PROFILE DESCENT- An uninterrupted descent (except where level flight is required for speed adjustment; e.g., 250 knots at 10,000 feet MSL) from cruising altitude/level to interception of a glideslope or to a minimum altitude specified for the initial or intermediate approach segment of a nonprecision instrument approach. The profile descent normally terminates at the approach gate or where the glideslope or other appropriate minimum altitude is intercepted.
PROGRESSIVE TAXI- Precise taxi instructions given to a pilot unfamiliar with the airport or issued in stages as the aircraft proceeds along the taxi route.
PROHIBITED AREA [ICAO]- An airspace of defined dimensions, above the land areas or territorial waters of a State, within which the flight of aircraft is prohibited.
- An obstacle which stands out beyond the adjacent surface of surrounding terrain and immediately projects a noticeable hazard to aircraft in flight.
- An obstacle, not characterized as low and close in, whose height is no less than 300 feet above the departure end of takeoff runway (DER) elevation, is within 10 NM from the DER, and that penetrates that airport/heliport's diverse departure obstacle clearance surface (OCS).
- An obstacle beyond 10 NM from an airport/heliport that requires an obstacle departure procedure (ODP) to ensure obstacle avoidance.
PROPELLER (PROP) WASH (PROP BLAST)- The disturbed mass of air generated by the motion of a propeller.
PROPOSED BOUNDARY CROSSING TIME- Each center has a PBCT parameter for each internal airport. Proposed internal flight plans are transmitted to the adjacent center if the flight time along the proposed route from the departure airport to the center boundary is less than or equal to the value of PBCT or if airport adaptation specifies transmission regardless of PBCT.
PROTECTED AIRSPACE- The airspace on either side of an oceanic route/track that is equal to one-half the lateral separation minimum except where reduction of protected airspace has been authorized.
PROTECTED SEGMENT- The protected segment is a segment on the amended TFM route that is to be inhibited from automatic adapted route alteration by ERAM.
PUBLISHED INSTRUMENT APPROACH PROCEDURE VISUAL SEGMENT- A segment on an IAP chart annotated as “Fly Visual to Airport” or “Fly Visual.” A dashed arrow will indicate the visual flight path on the profile and plan view with an associated note on the approximate heading and distance.

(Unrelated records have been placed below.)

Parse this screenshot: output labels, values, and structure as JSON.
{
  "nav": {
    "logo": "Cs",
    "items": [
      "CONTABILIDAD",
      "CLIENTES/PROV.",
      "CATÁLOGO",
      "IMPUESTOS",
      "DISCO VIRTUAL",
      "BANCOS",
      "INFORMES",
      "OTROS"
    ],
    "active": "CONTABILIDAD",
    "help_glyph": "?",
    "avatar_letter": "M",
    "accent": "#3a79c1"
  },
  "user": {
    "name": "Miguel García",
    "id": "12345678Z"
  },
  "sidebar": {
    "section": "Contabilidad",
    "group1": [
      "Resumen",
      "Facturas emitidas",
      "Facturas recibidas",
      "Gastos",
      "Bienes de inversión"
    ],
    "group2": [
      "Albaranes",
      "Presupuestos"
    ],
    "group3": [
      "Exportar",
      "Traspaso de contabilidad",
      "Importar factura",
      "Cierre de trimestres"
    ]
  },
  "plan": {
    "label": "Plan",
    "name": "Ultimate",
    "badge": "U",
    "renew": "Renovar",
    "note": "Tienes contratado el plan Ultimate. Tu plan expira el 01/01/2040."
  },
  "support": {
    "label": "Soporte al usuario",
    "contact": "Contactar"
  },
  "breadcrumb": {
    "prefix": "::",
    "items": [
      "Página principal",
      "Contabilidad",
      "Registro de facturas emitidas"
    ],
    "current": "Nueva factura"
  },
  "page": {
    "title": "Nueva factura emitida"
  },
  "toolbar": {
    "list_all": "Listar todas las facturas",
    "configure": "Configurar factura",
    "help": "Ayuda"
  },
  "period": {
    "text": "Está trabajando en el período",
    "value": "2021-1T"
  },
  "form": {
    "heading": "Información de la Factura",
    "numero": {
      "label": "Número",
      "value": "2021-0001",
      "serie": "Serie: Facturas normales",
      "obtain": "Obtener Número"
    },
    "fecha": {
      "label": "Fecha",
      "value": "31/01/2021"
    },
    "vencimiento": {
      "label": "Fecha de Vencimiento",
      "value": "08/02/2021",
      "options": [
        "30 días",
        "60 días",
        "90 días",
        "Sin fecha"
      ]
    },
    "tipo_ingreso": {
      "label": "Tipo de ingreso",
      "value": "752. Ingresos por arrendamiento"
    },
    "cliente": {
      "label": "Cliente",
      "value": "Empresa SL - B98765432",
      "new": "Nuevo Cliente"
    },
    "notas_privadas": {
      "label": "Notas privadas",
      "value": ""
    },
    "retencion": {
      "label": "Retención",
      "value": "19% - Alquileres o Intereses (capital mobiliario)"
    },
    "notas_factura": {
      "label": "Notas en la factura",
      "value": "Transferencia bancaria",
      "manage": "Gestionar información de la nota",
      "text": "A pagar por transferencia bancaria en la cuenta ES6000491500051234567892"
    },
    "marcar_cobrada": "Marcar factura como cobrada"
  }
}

The visual segment should be flown as a dead reckoning course while maintaining visual conditions.
PUBLISHED ROUTE- A route for which an IFR altitude has been established and published; e.g., Federal Airways, Jet Routes, Area Navigation Routes, Specified Direct Routes.